When the quarterback is throwing the ball, he typically looks to the slot receiver first for his quick hands and speedy skills. They’re a little smaller and shorter than outside wide receivers, so they need to be able to run just about any route that the quarterback wants them to run. This includes the inside and outside, deep, and short passes.

Unlike outside receivers, they don’t have to deal with crushing blocks like offensive linemen do, but they still need to be able to position themselves well enough to seal off the outside. This can be especially true when the defense tries to open up a running play by bringing down one of the offensive linemen.

The routes they run

Slot receivers need to be able to run just about every route the quarterback may throw, including pitches, reverses, and end-arounds. They can be called into pre-snap motion for these types of plays, so they need to be able to move fast and have great timing on the ball.
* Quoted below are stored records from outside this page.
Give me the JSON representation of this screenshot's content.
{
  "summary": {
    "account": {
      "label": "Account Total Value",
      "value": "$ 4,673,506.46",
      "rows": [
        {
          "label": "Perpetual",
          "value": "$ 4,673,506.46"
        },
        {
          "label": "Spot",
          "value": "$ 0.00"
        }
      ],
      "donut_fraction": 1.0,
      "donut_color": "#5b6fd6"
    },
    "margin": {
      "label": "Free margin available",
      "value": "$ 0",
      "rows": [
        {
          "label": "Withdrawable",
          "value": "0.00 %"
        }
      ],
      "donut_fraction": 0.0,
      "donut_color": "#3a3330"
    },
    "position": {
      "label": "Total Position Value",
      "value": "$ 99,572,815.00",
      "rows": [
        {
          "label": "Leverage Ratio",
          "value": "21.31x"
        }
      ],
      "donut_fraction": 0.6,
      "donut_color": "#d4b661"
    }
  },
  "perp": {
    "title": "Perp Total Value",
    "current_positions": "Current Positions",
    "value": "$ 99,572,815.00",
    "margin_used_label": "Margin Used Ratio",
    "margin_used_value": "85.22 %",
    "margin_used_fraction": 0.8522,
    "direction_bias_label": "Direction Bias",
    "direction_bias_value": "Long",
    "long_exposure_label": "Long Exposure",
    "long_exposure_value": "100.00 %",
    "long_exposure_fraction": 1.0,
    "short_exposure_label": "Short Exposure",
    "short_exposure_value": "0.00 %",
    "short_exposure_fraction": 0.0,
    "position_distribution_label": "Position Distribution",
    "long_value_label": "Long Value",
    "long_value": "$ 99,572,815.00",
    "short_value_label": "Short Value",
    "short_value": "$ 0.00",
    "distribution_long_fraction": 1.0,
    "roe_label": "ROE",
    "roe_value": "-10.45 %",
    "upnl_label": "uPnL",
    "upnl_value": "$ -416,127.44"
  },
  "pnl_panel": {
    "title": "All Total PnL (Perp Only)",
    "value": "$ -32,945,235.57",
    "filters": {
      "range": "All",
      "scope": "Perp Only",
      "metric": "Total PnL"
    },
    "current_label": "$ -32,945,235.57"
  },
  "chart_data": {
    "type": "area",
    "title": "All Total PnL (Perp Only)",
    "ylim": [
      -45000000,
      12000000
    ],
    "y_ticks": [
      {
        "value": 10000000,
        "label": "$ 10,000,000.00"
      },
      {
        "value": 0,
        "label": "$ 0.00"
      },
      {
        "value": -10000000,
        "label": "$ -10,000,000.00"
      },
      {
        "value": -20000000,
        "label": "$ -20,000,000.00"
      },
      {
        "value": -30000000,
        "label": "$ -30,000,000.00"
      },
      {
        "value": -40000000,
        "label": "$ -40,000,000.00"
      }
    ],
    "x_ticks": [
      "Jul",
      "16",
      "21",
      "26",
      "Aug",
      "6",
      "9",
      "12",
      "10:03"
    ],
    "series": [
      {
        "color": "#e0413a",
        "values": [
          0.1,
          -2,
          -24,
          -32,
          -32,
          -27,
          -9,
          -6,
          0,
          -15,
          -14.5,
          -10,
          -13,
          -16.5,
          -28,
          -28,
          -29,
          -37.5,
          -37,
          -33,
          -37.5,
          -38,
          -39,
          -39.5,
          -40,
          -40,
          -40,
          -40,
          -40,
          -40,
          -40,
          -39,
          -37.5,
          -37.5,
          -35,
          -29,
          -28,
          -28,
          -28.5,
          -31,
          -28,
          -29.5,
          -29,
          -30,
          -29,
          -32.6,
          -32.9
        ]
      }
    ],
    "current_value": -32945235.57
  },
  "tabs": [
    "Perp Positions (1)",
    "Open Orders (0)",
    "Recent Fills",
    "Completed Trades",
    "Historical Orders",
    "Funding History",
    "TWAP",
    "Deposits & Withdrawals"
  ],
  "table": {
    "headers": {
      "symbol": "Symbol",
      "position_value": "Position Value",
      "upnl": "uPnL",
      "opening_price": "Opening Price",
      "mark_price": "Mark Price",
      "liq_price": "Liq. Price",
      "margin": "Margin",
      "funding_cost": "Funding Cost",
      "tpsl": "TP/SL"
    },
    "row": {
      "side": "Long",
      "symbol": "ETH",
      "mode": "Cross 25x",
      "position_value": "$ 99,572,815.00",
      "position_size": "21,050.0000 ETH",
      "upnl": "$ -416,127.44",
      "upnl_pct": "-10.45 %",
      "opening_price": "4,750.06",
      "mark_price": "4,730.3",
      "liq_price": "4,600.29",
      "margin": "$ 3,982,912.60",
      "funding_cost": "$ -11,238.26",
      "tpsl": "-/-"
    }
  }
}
How a Slot Receiver Is Different from an Outside Wideout

The slot receiver has many different things in common with an outside wideout, but they also have a few things that set them apart. For starters, they’re a little bit shorter and thinner than outside receivers, so they need to be a little faster in order to have the ability to break away from defenders and get downfield.

They need to be able to get open quickly and have good hands, but they also need to be able to run precise routes because of where they’re lined up on the field. Because they’re in the slot, they have a lot of space to run these routes, so they should be able to catch passes from all angles.

They can also be a great option on pitch plays and reverses, as they can run in the open like a running back from time to time. But it’s important to remember that they aren’t the ball carrier, so they shouldn’t be expected to run all of the way to the line.